Items from an interface collection:
:::::

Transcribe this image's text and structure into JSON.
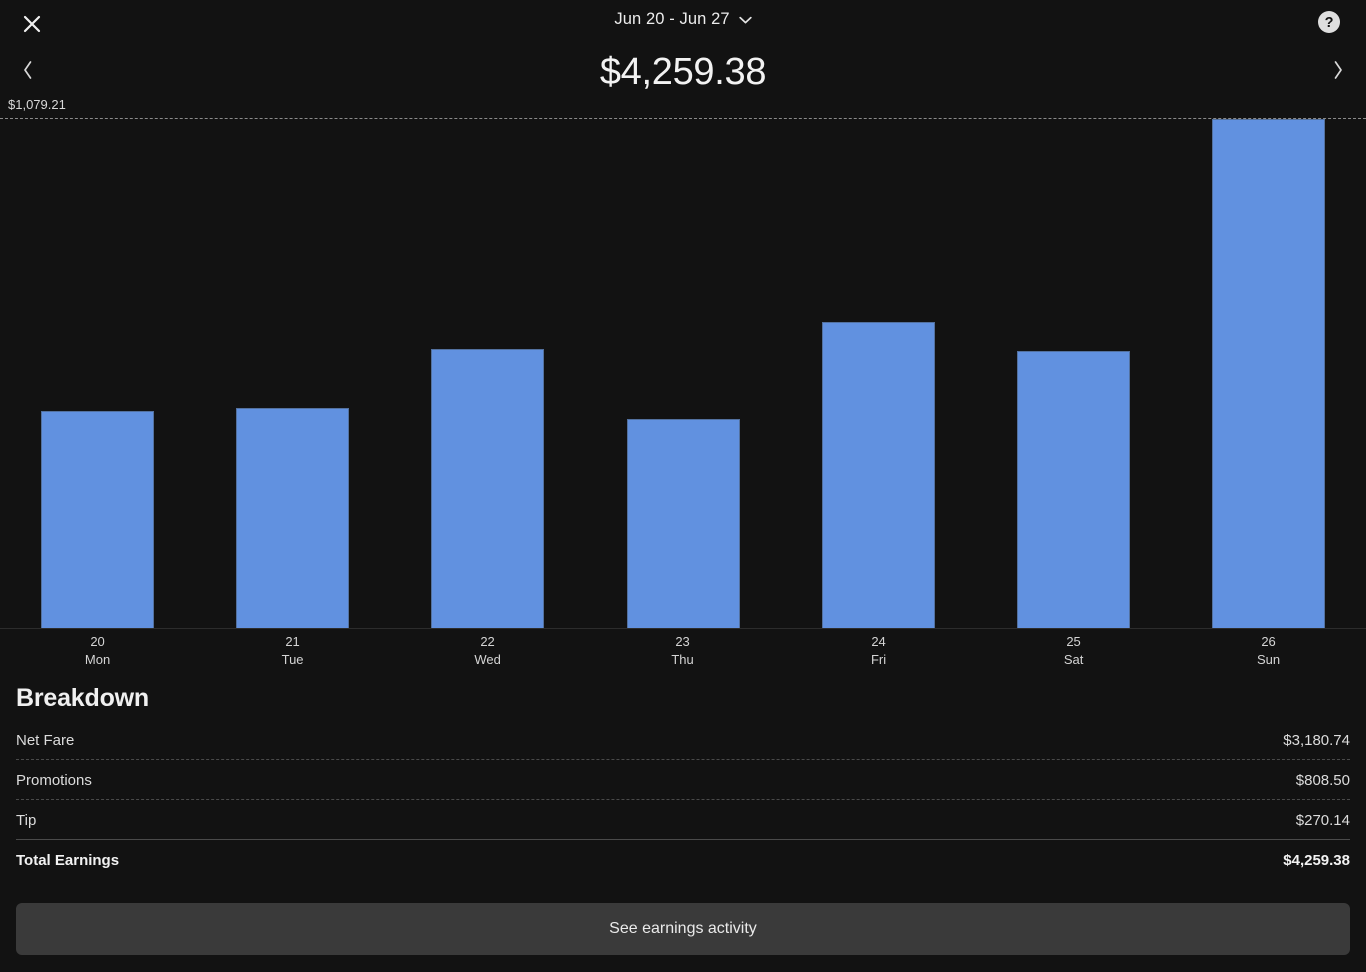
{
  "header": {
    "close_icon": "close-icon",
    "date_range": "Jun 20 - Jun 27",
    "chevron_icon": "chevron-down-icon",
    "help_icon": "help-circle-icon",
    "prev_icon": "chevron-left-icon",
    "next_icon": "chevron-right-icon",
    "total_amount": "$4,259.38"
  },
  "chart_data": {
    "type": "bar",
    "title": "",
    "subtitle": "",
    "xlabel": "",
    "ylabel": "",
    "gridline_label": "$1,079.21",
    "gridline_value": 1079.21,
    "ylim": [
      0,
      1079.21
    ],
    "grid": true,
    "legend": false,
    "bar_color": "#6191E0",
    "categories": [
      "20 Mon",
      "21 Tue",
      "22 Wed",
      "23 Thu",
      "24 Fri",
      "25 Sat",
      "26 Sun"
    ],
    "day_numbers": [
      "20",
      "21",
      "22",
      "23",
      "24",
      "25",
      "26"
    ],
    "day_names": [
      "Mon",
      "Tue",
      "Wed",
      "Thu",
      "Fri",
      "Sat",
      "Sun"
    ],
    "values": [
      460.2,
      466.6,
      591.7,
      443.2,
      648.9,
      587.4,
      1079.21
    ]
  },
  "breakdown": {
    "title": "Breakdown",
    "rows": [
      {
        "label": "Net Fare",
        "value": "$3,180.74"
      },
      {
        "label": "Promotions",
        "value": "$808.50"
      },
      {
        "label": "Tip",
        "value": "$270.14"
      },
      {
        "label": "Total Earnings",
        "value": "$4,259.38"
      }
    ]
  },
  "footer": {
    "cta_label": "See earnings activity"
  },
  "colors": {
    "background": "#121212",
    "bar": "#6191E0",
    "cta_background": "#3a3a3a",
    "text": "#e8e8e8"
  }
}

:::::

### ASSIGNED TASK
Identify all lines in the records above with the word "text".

### YOUR RESPONSE
Transcribe this image's text and structure into JSON.
    "text": "#e8e8e8"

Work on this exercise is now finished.